§ **Task objective**: Show all lines from the records below in which the string "Text" is present.

━━━━━ Data excerpts

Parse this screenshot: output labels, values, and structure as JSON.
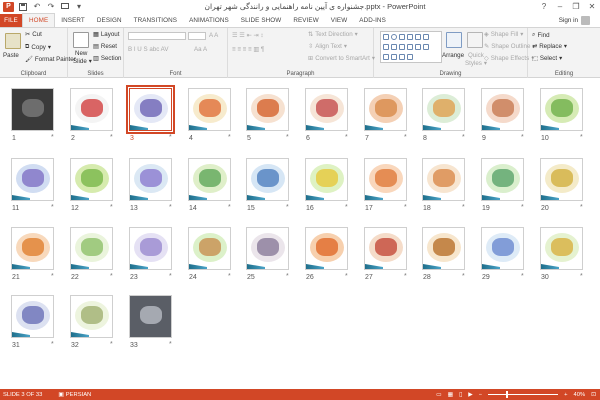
{
  "window": {
    "title": "جشنواره ی آیین نامه راهنمایی و رانندگی شهر تهران.pptx - PowerPoint",
    "app_badge": "P",
    "controls": [
      "?",
      "–",
      "❐",
      "✕"
    ]
  },
  "tabs": [
    "FILE",
    "HOME",
    "INSERT",
    "DESIGN",
    "TRANSITIONS",
    "ANIMATIONS",
    "SLIDE SHOW",
    "REVIEW",
    "VIEW",
    "ADD-INS"
  ],
  "active_tab": "HOME",
  "signin": "Sign in",
  "ribbon": {
    "clipboard": {
      "label": "Clipboard",
      "paste": "Paste",
      "cut": "Cut",
      "copy": "Copy",
      "format_painter": "Format Painter"
    },
    "slides": {
      "label": "Slides",
      "new_slide": "New",
      "new_slide2": "Slide",
      "layout": "Layout",
      "reset": "Reset",
      "section": "Section"
    },
    "font": {
      "label": "Font"
    },
    "paragraph": {
      "label": "Paragraph",
      "text_direction": "Text Direction",
      "align_text": "Align Text",
      "convert": "Convert to SmartArt"
    },
    "drawing": {
      "label": "Drawing",
      "arrange": "Arrange",
      "quick_styles": "Quick",
      "quick_styles2": "Styles",
      "shape_fill": "Shape Fill",
      "shape_outline": "Shape Outline",
      "shape_effects": "Shape Effects"
    },
    "editing": {
      "label": "Editing",
      "find": "Find",
      "replace": "Replace",
      "select": "Select"
    }
  },
  "slides": [
    {
      "n": "1",
      "c1": "#3a3a3a",
      "c2": "#7a7a7a",
      "photo": true
    },
    {
      "n": "2",
      "c1": "#f2f2f2",
      "c2": "#d24040"
    },
    {
      "n": "3",
      "c1": "#dfe4f5",
      "c2": "#6d63b5",
      "selected": true
    },
    {
      "n": "4",
      "c1": "#f6e7c4",
      "c2": "#e0703a"
    },
    {
      "n": "5",
      "c1": "#f4dcc8",
      "c2": "#d6632d"
    },
    {
      "n": "6",
      "c1": "#f5e0d0",
      "c2": "#c54d4d"
    },
    {
      "n": "7",
      "c1": "#f2c8a8",
      "c2": "#d88a4a"
    },
    {
      "n": "8",
      "c1": "#d6ead0",
      "c2": "#e0a050"
    },
    {
      "n": "9",
      "c1": "#f3d3c2",
      "c2": "#c87a52"
    },
    {
      "n": "10",
      "c1": "#cfe7a8",
      "c2": "#6fb04a"
    },
    {
      "n": "11",
      "c1": "#c9d7f0",
      "c2": "#7f72c4"
    },
    {
      "n": "12",
      "c1": "#cfe8a0",
      "c2": "#79b84a"
    },
    {
      "n": "13",
      "c1": "#d5e4f2",
      "c2": "#8b7bd0"
    },
    {
      "n": "14",
      "c1": "#d9ecc0",
      "c2": "#5fa85a"
    },
    {
      "n": "15",
      "c1": "#cfe2f3",
      "c2": "#4f7fbf"
    },
    {
      "n": "16",
      "c1": "#d8f0b8",
      "c2": "#e6c83c"
    },
    {
      "n": "17",
      "c1": "#f8d0b0",
      "c2": "#e07a3a"
    },
    {
      "n": "18",
      "c1": "#f6e0c8",
      "c2": "#d98a4a"
    },
    {
      "n": "19",
      "c1": "#d4ecc4",
      "c2": "#5aa46a"
    },
    {
      "n": "20",
      "c1": "#f2e8c0",
      "c2": "#d2b040"
    },
    {
      "n": "21",
      "c1": "#f7d2b0",
      "c2": "#e08030"
    },
    {
      "n": "22",
      "c1": "#e6f2d6",
      "c2": "#8ec06a"
    },
    {
      "n": "23",
      "c1": "#e0dcf2",
      "c2": "#9a8ad0"
    },
    {
      "n": "24",
      "c1": "#d6eec0",
      "c2": "#c89050"
    },
    {
      "n": "25",
      "c1": "#e8e0e8",
      "c2": "#8a7a9a"
    },
    {
      "n": "26",
      "c1": "#f6c8a0",
      "c2": "#e06a2a"
    },
    {
      "n": "27",
      "c1": "#f3d6c0",
      "c2": "#c44a3a"
    },
    {
      "n": "28",
      "c1": "#f6e2c4",
      "c2": "#b8702a"
    },
    {
      "n": "29",
      "c1": "#d8e8f6",
      "c2": "#6a8ad0"
    },
    {
      "n": "30",
      "c1": "#e0f0c8",
      "c2": "#d8b040"
    },
    {
      "n": "31",
      "c1": "#d6dcef",
      "c2": "#6a70b8"
    },
    {
      "n": "32",
      "c1": "#eaf2d8",
      "c2": "#a0b070"
    },
    {
      "n": "33",
      "c1": "#5a5e66",
      "c2": "#b8bcc4",
      "photo": true
    }
  ],
  "star": "*",
  "status": {
    "slide": "SLIDE 3 OF 33",
    "language": "PERSIAN",
    "zoom": "40%"
  },
  "colors": {
    "accent": "#d24726"
  }
}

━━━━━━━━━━

§ **Exercise answer**:
      "text_direction": "Text Direction",
      "align_text": "Align Text",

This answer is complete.